== EXERCISE INPUT ==

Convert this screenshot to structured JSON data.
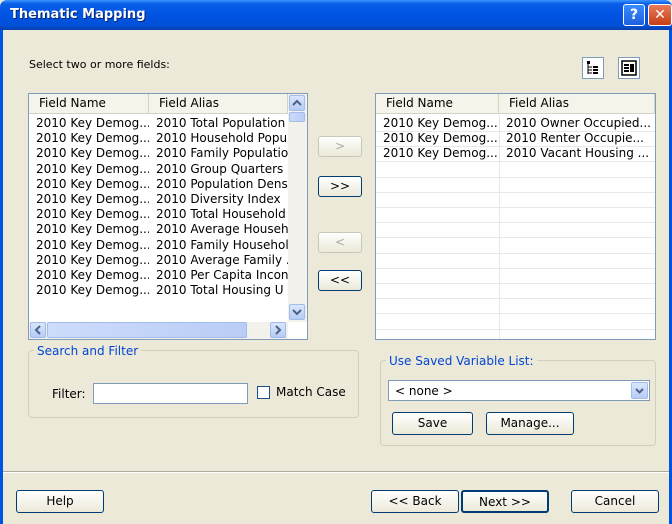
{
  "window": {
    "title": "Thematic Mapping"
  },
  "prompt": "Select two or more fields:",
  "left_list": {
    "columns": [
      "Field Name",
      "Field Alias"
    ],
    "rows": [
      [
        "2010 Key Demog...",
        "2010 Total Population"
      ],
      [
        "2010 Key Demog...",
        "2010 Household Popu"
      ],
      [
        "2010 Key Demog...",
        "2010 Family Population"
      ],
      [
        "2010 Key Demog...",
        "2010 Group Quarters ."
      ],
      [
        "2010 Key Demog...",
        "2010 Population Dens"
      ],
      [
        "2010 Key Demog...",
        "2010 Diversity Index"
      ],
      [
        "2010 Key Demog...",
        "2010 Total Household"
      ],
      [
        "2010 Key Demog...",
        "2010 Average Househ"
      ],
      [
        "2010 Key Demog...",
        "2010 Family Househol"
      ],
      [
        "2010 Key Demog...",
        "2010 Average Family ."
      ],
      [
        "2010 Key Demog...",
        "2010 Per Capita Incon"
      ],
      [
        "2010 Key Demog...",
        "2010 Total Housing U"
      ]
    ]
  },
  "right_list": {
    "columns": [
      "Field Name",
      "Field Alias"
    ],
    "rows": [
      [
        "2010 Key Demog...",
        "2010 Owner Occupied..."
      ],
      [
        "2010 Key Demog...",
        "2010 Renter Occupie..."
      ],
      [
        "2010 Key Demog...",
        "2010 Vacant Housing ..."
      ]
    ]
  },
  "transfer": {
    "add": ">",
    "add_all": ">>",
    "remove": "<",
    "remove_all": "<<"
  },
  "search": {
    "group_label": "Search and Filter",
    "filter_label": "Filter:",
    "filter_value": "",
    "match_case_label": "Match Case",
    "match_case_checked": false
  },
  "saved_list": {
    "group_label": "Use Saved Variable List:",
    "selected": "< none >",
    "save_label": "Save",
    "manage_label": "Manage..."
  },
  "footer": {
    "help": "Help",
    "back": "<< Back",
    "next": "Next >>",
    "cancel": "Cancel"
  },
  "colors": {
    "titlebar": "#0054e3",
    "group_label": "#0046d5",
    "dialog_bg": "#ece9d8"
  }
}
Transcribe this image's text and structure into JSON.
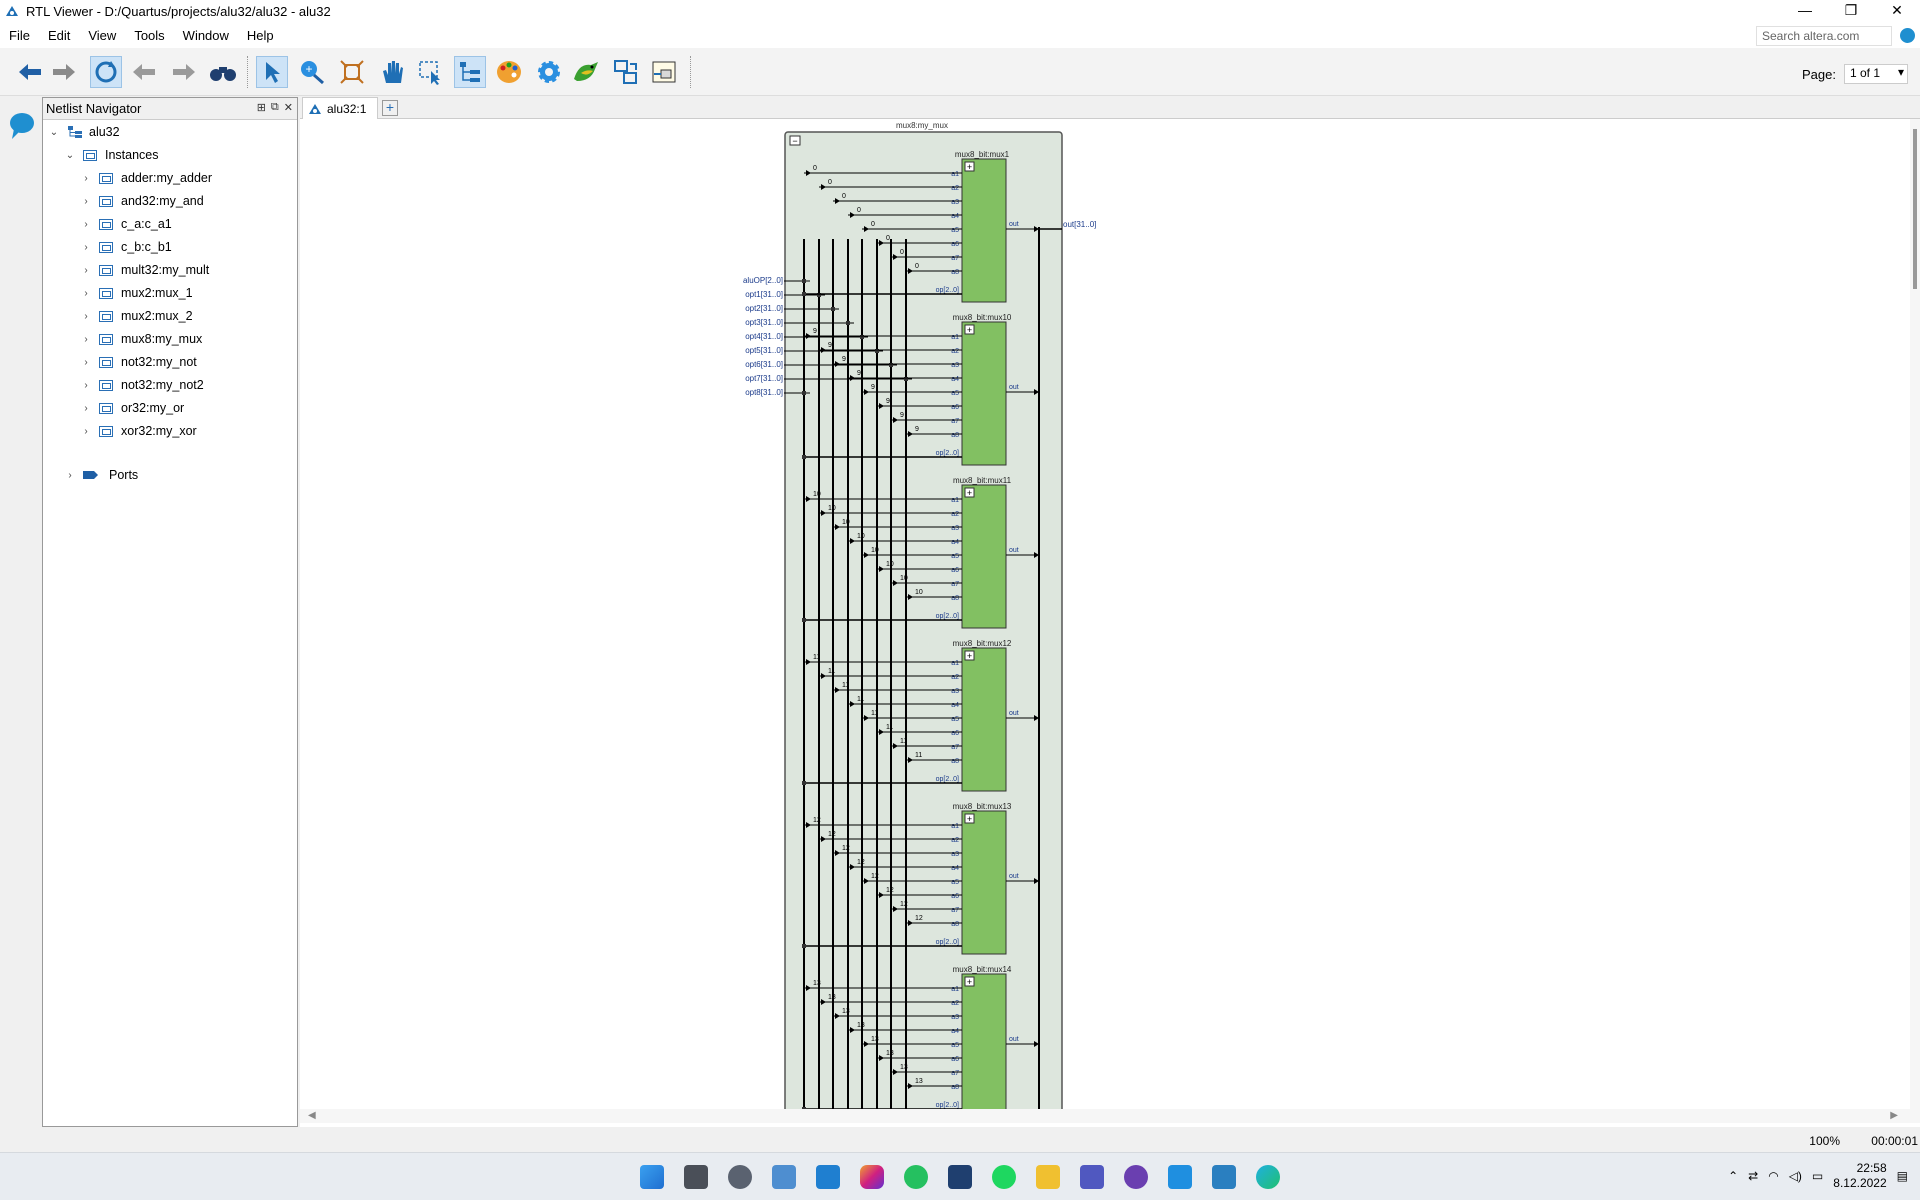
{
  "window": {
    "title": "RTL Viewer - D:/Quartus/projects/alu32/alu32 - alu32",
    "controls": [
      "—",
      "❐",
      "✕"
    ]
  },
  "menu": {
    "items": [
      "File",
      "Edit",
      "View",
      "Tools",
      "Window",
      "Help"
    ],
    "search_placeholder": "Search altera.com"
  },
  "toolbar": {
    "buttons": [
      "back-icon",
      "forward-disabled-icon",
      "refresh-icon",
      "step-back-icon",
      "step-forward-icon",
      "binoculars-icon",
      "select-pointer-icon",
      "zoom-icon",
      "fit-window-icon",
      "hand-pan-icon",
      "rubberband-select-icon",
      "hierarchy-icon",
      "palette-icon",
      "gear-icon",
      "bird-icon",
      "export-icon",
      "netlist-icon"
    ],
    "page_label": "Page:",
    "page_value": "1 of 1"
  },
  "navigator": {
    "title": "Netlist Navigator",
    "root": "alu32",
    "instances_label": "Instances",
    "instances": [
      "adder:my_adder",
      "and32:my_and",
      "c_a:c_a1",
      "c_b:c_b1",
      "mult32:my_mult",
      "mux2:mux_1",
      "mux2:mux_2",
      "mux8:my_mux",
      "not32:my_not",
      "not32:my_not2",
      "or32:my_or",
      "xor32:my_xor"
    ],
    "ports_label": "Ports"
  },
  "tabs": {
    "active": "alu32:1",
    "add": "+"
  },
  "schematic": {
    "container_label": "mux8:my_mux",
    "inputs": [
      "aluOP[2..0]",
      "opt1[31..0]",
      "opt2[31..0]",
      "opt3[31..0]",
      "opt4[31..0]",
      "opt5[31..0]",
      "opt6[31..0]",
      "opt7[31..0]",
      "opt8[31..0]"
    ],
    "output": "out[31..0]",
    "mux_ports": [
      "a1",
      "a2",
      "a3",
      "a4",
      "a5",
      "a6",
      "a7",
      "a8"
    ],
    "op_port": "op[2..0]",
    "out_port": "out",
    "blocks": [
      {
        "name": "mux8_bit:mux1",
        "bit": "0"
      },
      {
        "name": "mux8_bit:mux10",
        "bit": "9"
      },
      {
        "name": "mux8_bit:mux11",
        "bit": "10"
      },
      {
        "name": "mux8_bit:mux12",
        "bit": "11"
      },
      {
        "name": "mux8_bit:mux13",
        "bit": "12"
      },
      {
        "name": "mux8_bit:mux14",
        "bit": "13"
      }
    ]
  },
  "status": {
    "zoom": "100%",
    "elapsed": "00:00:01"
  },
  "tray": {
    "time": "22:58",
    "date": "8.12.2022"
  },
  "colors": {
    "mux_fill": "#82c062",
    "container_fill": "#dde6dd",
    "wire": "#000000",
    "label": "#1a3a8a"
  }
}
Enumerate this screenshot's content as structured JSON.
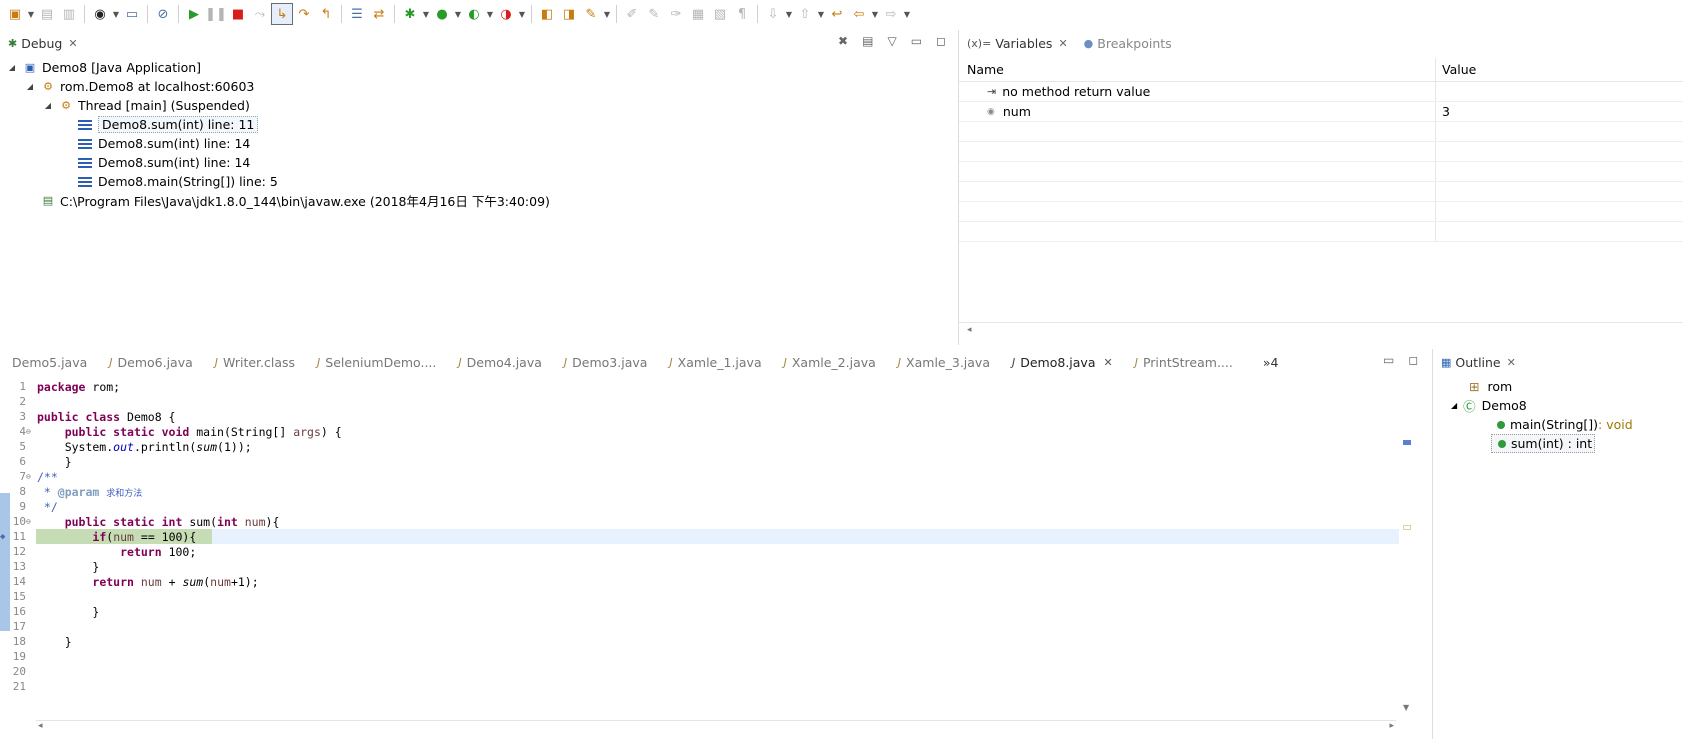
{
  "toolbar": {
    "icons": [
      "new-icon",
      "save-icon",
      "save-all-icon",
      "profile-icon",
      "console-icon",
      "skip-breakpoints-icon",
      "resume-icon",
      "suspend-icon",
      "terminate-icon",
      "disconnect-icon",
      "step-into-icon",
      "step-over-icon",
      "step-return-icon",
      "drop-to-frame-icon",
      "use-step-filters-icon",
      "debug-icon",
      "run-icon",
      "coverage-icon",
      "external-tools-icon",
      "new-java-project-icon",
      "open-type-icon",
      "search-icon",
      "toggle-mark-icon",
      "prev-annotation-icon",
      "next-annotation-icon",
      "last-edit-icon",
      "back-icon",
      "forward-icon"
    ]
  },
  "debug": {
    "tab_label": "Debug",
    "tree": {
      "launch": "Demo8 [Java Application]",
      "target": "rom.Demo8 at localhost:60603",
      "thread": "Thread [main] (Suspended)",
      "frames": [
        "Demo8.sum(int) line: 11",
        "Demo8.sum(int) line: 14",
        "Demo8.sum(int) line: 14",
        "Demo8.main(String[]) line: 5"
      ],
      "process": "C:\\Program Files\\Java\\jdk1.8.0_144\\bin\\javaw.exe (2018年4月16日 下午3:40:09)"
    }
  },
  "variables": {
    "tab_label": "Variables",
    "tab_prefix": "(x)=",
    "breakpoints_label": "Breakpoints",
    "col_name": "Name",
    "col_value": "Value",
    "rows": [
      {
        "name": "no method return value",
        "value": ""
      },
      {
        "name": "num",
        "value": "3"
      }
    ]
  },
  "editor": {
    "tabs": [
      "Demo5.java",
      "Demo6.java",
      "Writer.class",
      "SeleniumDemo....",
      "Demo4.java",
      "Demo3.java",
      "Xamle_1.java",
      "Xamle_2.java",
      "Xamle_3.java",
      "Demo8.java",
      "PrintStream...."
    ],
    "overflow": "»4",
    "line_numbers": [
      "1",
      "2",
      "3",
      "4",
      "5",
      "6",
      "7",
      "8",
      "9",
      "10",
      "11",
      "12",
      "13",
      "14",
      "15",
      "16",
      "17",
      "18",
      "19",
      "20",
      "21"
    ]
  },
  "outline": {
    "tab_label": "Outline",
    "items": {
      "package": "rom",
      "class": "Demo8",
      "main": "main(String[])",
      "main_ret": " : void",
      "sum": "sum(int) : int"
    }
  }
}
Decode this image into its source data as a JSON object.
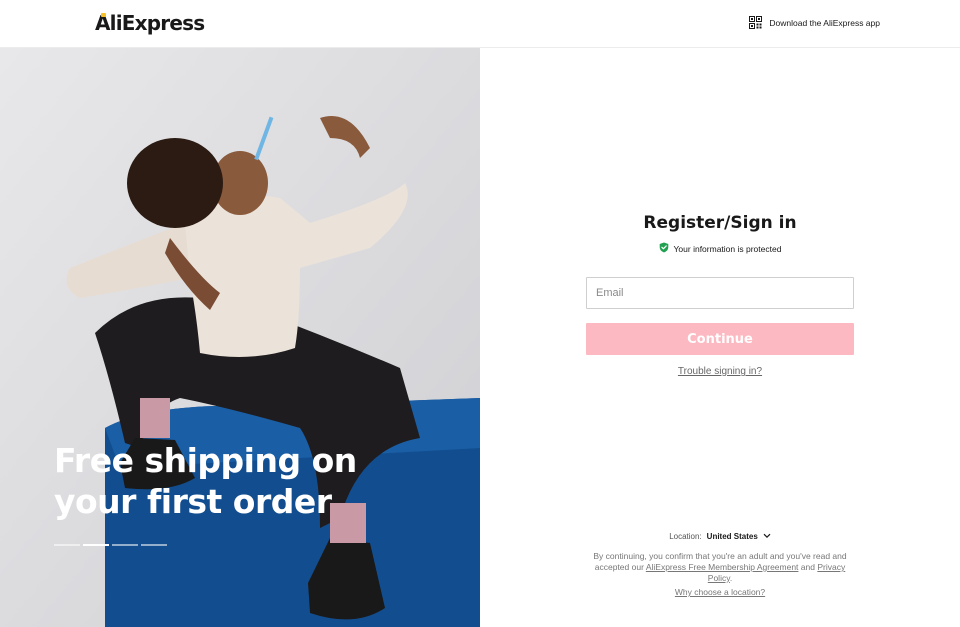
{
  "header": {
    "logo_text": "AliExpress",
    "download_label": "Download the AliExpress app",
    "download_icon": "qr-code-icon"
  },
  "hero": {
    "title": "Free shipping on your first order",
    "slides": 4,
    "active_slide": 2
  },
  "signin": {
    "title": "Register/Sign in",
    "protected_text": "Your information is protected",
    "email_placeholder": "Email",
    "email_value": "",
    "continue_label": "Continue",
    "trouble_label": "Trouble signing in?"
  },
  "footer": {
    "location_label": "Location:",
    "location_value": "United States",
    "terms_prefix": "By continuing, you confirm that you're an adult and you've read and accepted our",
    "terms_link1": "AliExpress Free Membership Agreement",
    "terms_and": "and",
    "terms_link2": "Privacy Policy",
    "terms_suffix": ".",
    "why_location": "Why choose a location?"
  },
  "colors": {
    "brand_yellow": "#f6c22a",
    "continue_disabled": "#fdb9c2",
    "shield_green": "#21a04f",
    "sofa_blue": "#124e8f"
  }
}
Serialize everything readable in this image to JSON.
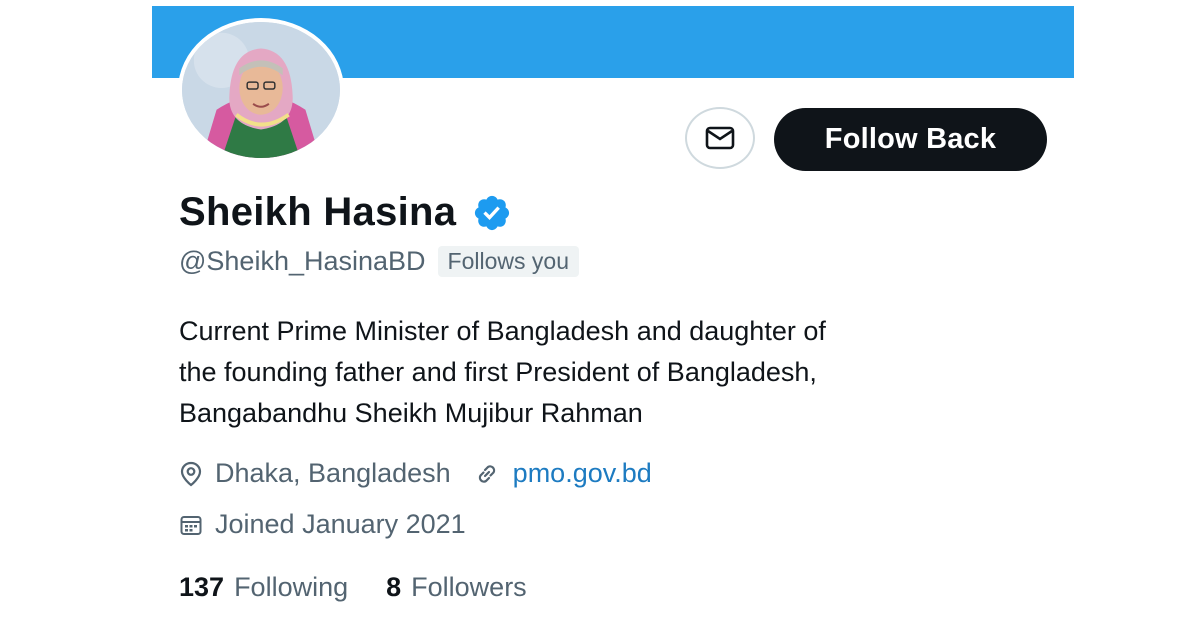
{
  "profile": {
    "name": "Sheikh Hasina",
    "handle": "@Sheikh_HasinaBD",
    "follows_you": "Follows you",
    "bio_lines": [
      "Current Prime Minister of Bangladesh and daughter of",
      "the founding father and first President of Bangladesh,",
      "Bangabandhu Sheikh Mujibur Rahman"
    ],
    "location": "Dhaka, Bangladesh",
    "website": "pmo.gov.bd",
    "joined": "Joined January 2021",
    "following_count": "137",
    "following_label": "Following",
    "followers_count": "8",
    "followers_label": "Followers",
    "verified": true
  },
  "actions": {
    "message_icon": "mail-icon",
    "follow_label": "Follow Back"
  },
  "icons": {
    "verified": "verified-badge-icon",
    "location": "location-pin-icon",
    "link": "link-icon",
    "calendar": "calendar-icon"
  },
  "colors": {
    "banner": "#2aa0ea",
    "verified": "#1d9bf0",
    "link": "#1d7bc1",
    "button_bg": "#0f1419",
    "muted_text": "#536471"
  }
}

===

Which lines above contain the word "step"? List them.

      "step-back-icon",
      "step-forward-icon",
      "step-into-icon",
      "step-over-icon",
      "step-return-icon",
      "use-step-filters-icon",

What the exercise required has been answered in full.